* **WORK TO BE COMPLETED**
Count the lines below that include "true". Only the number should be given.

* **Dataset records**
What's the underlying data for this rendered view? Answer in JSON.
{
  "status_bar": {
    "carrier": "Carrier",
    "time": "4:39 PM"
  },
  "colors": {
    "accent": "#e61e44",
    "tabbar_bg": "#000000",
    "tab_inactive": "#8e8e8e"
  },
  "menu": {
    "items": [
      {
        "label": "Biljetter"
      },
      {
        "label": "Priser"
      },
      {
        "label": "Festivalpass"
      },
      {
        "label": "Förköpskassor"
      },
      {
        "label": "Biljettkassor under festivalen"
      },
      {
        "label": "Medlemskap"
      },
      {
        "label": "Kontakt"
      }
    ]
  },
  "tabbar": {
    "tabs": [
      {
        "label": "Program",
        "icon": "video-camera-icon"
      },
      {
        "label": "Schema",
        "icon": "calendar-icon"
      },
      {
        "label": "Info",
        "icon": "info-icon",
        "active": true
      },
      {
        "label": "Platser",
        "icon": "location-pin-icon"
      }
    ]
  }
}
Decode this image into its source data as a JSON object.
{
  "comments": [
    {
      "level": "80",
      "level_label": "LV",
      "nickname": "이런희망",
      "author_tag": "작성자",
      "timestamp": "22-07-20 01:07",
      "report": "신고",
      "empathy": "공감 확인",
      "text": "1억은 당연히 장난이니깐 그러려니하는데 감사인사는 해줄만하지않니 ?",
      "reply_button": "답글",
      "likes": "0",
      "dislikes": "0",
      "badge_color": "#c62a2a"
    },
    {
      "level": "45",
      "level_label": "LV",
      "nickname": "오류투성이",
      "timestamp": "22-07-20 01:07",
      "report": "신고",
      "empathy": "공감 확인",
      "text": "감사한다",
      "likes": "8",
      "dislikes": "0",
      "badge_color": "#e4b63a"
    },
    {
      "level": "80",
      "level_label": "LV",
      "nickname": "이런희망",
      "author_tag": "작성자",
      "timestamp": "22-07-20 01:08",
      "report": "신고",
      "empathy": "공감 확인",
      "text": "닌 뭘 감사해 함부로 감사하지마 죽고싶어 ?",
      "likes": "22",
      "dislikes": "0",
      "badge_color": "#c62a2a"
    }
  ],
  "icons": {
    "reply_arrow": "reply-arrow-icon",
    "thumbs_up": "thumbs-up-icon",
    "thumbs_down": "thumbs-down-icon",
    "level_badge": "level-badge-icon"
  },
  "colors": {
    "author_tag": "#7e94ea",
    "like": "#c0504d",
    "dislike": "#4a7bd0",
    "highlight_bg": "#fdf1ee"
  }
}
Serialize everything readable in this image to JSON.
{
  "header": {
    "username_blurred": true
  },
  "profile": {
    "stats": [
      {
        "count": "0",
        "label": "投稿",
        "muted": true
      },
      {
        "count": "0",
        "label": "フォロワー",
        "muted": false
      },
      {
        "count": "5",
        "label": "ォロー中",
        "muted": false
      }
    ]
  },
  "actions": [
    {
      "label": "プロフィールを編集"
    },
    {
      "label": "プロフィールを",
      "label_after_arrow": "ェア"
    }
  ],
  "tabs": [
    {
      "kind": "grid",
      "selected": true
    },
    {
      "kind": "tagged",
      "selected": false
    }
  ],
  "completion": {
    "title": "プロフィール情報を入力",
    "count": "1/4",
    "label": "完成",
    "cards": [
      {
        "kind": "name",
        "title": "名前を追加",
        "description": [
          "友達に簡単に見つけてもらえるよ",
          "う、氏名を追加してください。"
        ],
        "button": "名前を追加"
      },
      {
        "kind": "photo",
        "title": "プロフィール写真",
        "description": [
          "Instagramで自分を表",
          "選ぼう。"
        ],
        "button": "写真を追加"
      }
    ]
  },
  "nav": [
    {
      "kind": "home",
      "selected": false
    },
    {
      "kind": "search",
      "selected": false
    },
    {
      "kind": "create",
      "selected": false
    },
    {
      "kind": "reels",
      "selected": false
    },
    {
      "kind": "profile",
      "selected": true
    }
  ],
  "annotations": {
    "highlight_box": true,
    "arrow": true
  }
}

* **SOLUTION**
7